You wouldn’t expect the guy who whips yuzu curd for his tarts à la minute in a milkshake machine to serve the same dessert at his other, would you? At his West Village location, the inventive pastry chef puts the cheese back in cheesecake. Dominique Ansel’s other cheesecake starts with crème fraîche and a little cream cheese, which are baked in a water bath until just set. The finished cheesecake is freckled with vanilla but has the dappled appearance of a round of washed-rind goat cheese, hammered home because it is packaged in a wooden cheese box that makes it eminently portable. The texture is smooth, almost molten, with a slight tang and extra bit of sweetness from a spoonful of truffle honey glaze.
5. Gabriel Kreuther
41 W. 42nd St., nr. 6th Ave.; 212-257-5826
If he chronicled beautiful pastries instead of snazzy dressers, street-style photographer Bill Cunningham would no doubt keep coming back to Gabriel Kreuther’s lounge to see what’s fresh. “I never change the basic DNA,” says pâtissier Marc Aumont, gesturing to the two half-moons of cheesecake at the bottom of the bowl. While the crust comes in the form of a decorative crumb, the dessert is accessorized with whatever is seasonal. A recent iteration included halved raspberries with quenelles of berry sorbet and frozen fromage blanc. An airy red bark of raspberry meringue gave the dessert a fine-dining architectural complexity and added a bitter note, which (of course) Aumont says is based on eating sweets in Japan. Although he could have opted for some obscure washed-rind appellation, for the cheese itself Aumont followed in the footsteps of fellow Frenchmen Alain Ducasse and Pierre Hermé, who swear by old-fashioned Philadelphia, which, despite the name, was made first in New York.
29 East 29th St., nr. Madison Ave.; 212-651-3800

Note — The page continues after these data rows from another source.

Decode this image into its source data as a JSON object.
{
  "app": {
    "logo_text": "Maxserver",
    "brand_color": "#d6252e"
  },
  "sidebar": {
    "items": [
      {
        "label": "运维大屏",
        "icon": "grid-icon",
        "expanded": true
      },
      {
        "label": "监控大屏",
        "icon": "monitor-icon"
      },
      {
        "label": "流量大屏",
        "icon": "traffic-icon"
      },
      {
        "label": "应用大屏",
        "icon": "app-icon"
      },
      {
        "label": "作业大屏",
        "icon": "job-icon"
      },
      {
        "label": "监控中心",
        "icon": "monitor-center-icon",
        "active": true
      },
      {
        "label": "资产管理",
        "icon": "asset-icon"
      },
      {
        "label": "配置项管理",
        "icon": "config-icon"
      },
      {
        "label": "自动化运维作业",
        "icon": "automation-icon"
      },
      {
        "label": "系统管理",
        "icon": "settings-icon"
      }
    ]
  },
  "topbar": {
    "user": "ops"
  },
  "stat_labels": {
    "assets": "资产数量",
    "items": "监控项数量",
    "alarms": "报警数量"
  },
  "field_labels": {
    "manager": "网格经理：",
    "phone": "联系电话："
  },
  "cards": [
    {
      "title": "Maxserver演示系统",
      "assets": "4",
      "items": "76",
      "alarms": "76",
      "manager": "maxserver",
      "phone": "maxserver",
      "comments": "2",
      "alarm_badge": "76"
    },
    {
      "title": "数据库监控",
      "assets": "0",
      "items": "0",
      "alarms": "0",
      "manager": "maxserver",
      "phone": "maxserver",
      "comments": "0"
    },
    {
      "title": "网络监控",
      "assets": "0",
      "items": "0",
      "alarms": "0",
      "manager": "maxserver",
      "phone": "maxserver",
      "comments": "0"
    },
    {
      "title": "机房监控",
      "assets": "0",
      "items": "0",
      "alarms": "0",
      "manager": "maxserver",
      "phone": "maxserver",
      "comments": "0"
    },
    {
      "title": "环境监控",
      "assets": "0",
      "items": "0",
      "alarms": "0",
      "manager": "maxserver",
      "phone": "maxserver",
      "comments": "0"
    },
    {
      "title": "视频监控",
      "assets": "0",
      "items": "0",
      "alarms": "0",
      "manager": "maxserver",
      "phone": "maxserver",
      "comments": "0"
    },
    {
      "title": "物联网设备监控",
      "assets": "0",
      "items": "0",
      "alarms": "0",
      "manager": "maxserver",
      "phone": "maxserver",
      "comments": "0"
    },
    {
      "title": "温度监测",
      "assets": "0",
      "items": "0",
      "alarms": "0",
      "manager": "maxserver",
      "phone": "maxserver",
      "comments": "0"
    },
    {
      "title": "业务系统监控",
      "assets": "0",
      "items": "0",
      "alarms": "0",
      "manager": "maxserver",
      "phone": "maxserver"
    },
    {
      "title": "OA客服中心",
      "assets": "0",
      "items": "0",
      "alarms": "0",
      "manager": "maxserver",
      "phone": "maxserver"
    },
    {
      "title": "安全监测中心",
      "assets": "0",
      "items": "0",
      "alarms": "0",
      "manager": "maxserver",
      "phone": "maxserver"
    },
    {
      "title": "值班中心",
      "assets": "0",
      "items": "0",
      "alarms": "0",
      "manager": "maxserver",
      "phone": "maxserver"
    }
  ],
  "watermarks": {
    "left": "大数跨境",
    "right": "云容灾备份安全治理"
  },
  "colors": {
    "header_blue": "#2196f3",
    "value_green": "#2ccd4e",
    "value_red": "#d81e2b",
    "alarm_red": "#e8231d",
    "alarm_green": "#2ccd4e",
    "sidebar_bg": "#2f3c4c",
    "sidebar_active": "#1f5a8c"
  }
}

Jessica Weiss, the pastry chef Marta and Maialino, says she is way too in love with the former restaurant’s cannoli cheesecake to take it off the menu. All that sentiment is a major win for New York. Weiss deploys sweetened condensed milk as a dairy mediator of sorts between ricotta and cream cheese, and builds a formidable crust out of crushed cannoli shells set with a protective layer of dark chocolate to keep things crunchy, and the cheesecake sets with more chopped chocolate folded into the batter. The result is like the house dessert at Villabate Alba in Bensonhurst took the bus up Flatbush to meet the classic at Junior’s. As a final touch, Weiss steeps Sicilian pistachios in milk and sugar, then blends them with a shot of amaretto. Just before serving, the crema is burr-mixed with a little fresh cream. It has a powerful flavor and ultralight texture, the coolest whip of all.